→ YOUR ASSIGNMENT
Pick out all lines in the listing holding the string "亲子大床房" and copy them.

----------

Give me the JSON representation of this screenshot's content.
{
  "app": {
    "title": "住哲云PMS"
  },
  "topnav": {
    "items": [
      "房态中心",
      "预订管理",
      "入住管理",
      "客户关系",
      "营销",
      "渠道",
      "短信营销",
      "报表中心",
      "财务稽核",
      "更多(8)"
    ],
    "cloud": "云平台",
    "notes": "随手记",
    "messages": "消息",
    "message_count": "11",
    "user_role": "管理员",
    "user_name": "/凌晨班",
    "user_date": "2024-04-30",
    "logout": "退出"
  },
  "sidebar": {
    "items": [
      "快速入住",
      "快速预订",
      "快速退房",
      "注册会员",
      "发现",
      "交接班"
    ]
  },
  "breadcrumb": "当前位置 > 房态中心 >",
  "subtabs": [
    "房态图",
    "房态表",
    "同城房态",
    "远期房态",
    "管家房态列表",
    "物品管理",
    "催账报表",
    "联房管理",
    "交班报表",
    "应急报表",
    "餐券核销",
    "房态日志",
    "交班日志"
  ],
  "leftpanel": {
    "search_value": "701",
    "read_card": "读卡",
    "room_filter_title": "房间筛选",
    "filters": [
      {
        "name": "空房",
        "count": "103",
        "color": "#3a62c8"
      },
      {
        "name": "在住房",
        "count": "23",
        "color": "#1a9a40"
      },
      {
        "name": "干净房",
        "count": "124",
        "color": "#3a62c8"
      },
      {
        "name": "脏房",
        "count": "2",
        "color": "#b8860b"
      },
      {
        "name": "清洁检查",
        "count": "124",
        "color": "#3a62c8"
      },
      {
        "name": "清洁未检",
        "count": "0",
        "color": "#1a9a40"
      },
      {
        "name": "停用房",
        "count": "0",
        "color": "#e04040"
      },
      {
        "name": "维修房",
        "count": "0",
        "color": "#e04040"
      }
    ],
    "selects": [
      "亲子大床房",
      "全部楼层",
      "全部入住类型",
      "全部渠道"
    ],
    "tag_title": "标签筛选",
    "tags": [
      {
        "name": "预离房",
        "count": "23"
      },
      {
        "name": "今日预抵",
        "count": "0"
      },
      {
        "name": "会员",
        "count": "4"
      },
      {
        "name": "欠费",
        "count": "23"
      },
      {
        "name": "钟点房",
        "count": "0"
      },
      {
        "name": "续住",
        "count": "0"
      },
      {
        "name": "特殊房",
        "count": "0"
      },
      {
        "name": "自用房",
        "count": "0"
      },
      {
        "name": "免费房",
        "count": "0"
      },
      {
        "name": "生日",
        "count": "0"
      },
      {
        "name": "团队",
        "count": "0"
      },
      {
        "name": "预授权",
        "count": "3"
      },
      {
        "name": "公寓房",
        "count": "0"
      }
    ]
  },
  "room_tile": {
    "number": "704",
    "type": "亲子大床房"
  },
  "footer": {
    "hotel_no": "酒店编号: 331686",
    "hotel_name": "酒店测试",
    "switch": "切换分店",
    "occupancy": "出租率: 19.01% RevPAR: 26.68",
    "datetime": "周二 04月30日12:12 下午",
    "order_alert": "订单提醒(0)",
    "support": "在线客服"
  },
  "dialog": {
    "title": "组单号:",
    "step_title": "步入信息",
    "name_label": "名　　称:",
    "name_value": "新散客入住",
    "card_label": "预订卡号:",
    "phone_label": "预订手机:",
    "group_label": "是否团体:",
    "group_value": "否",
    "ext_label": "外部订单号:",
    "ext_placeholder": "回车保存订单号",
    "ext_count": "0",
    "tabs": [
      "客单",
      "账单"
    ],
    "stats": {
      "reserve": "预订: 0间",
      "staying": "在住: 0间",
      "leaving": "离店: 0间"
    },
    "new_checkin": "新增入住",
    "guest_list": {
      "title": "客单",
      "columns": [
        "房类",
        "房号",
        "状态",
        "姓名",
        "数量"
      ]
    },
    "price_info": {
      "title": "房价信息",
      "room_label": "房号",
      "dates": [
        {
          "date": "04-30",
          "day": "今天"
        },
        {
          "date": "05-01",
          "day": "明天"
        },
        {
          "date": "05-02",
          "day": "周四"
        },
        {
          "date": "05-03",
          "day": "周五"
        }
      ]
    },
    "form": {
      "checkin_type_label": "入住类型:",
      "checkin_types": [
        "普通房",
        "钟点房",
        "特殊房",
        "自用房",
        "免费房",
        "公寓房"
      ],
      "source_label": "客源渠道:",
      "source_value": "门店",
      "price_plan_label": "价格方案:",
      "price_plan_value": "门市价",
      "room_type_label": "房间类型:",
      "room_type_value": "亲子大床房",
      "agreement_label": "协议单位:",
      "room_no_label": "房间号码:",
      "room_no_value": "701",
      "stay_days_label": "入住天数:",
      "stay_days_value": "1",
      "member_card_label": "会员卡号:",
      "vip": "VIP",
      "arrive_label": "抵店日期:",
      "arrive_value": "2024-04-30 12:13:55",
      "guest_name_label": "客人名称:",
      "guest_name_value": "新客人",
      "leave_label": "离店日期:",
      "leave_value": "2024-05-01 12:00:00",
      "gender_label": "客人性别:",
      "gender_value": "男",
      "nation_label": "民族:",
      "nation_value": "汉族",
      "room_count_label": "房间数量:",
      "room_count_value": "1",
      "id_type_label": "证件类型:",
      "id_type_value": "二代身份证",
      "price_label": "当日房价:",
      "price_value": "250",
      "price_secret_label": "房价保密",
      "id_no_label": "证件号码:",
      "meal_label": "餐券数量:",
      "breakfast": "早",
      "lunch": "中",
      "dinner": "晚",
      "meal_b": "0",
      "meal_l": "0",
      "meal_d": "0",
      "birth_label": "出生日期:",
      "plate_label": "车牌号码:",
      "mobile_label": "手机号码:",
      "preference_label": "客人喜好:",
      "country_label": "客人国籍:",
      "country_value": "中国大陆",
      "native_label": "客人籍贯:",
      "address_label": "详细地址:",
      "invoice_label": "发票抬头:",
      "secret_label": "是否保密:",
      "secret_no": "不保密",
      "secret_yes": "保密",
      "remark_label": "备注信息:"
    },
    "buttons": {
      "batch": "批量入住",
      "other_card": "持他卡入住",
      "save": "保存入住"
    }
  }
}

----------

→ YOUR SOLUTION
      "亲子大床房",
    "type": "亲子大床房"
      "room_type_value": "亲子大床房",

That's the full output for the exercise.